Below are records. Copy every line with "Extensions" in it.
*** Opening of INFORMATION SUPPLIED ***
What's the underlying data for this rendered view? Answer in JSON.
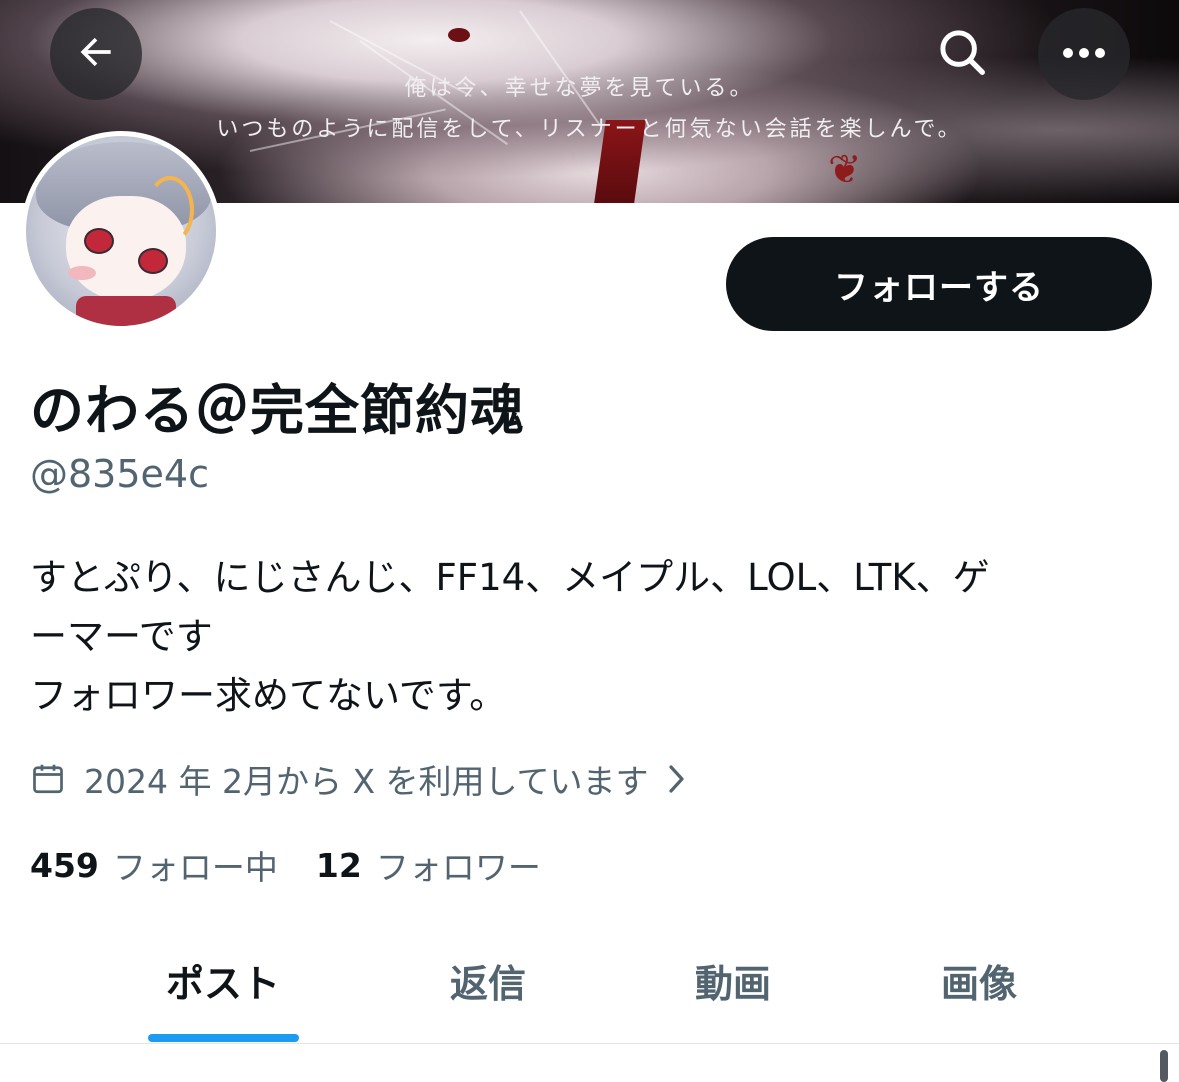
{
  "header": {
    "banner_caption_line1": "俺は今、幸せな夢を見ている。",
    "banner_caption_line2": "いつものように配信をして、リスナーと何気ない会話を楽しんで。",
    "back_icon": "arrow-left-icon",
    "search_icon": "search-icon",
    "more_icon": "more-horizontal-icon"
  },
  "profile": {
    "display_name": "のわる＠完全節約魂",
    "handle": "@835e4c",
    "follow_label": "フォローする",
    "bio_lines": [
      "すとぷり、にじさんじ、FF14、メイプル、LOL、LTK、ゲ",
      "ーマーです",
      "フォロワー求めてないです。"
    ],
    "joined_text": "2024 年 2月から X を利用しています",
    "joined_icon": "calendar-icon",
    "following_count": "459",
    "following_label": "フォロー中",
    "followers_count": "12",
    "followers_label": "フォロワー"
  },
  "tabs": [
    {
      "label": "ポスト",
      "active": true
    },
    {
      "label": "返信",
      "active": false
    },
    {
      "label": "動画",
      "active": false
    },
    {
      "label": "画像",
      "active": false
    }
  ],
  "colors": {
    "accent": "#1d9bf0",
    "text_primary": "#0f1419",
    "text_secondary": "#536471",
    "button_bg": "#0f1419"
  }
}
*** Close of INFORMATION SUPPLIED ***
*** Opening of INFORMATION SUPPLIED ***
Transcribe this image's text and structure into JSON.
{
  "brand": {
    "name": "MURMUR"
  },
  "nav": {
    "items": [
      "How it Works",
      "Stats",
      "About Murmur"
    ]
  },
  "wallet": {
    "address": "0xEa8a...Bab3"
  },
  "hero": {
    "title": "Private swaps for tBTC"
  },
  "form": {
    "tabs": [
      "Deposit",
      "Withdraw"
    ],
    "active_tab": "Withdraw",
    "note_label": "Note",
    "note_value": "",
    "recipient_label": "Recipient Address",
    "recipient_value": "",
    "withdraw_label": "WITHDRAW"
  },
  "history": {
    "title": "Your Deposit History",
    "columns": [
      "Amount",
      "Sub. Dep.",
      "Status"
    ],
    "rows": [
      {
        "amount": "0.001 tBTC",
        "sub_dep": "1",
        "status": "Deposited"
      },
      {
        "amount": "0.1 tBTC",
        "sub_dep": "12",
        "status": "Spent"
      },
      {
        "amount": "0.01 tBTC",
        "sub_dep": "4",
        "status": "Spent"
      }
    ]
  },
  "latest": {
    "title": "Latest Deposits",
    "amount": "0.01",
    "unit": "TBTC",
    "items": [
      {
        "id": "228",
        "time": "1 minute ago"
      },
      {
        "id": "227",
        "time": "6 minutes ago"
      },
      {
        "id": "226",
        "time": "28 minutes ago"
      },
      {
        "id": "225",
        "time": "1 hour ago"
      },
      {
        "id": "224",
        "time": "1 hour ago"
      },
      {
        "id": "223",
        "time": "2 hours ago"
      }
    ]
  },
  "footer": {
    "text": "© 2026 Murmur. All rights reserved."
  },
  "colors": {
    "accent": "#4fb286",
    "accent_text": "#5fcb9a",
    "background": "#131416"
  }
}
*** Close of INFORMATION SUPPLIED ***
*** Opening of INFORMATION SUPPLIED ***
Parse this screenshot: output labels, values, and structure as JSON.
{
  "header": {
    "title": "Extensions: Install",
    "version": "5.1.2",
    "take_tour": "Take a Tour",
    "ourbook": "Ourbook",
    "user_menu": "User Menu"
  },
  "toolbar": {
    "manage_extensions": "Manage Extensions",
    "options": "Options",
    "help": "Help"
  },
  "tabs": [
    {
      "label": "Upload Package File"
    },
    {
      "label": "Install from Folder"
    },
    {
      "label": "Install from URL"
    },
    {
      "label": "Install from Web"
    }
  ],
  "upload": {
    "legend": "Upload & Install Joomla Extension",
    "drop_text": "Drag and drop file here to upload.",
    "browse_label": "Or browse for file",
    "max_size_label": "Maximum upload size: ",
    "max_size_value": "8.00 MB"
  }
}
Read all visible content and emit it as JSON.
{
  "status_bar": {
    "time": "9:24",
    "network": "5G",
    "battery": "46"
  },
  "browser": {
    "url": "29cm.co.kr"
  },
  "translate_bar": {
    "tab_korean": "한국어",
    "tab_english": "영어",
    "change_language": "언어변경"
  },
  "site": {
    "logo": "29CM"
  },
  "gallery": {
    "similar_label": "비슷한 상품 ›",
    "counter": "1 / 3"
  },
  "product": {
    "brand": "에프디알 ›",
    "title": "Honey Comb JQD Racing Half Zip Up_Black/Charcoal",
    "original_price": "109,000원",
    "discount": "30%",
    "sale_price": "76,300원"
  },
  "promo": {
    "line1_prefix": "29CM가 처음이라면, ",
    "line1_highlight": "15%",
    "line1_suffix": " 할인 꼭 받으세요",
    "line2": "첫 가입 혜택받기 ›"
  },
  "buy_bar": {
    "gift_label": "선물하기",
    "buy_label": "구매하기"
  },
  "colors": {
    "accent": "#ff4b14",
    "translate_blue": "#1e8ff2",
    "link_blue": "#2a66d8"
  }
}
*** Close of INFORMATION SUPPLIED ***
EXERCISE OUTPUT:
    "title": "Extensions: Install",
    "manage_extensions": "Manage Extensions",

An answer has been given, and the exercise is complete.